The jostaberry bush is not too common in the United States but if you are looking for a low maintenance, productive bush for the landscape or garden this is the bush for you. It is a hybrid cross between a black currant and gooseberry. There are no spines and the berries are a beautiful deep purple almost black when ripe. They hang in clusters of 3- 5. They are great in desserts, ice cream, or jellies. They are tart but actually not too bad eaten fresh. They are extremely healthy. Birds also like these berries.
This bush will tolerant most soil conditions but naturally if berry production is your goal you will want to mix organic matter into the soil before planting along with a dry organic fertilizer. I use my own mix of 1 part blood meal and 2 parts bone meal with a little greensand or azomite for trace minerals. These bushes are very cold tolerant and will even do fine in part shade. They are great if you are looking for an edible landscape bush
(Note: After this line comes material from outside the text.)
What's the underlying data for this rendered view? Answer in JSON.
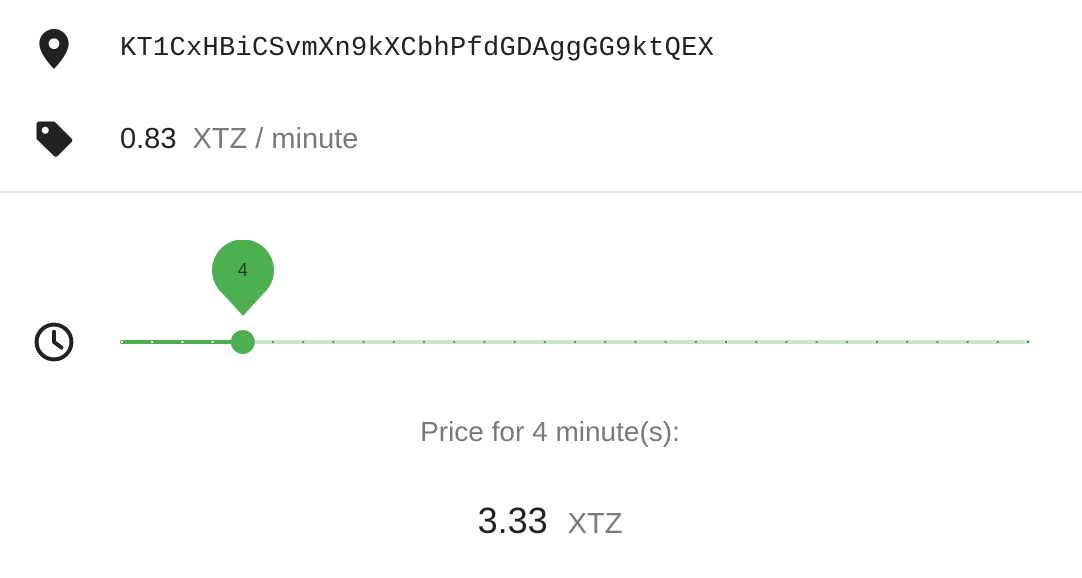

This is a large bush needing 6-8 ft between bushes. It will take 4 years to come into full production but will give berries prior to that. They bear on 4 year old wood and younger so you can prune out older wood. Remove weak and crossing branches in the early spring. In the summer you can shorten the new growth to prevent the plant getting too big and completely out of control. This should also encourage the formation of fruiting buds for the next year. After several years, it may be a good idea to rejuvenate the bush by cutting out some of the oldest branches from the base, allowing new branches to grow and eventually fruit. However if you do no pruning it is still productive.
These members of the Ribes genus are highly nutritious and are easily propagated through hardwood cuttings. I will be doing this to get some additional bushes. If you are interested in getting some cuttings from my bushes let me know. If you are looking for them from a nursery try Raintree or Miller. I suggest planting in early spring.
Jostaberries and gooseberries are very popular in Europe and are slowly gaining popularity in the United States.
- As in blackcurrants, they too have significantly high amounts of phenolic phytochemicals especially flavones and anthocyanins. These compounds have been found to have numerous health-benefiting effects against cancer, aging, inflammation, and neurological diseases.
- They have antioxidant and moderate amounts of vitamins A, C, and B.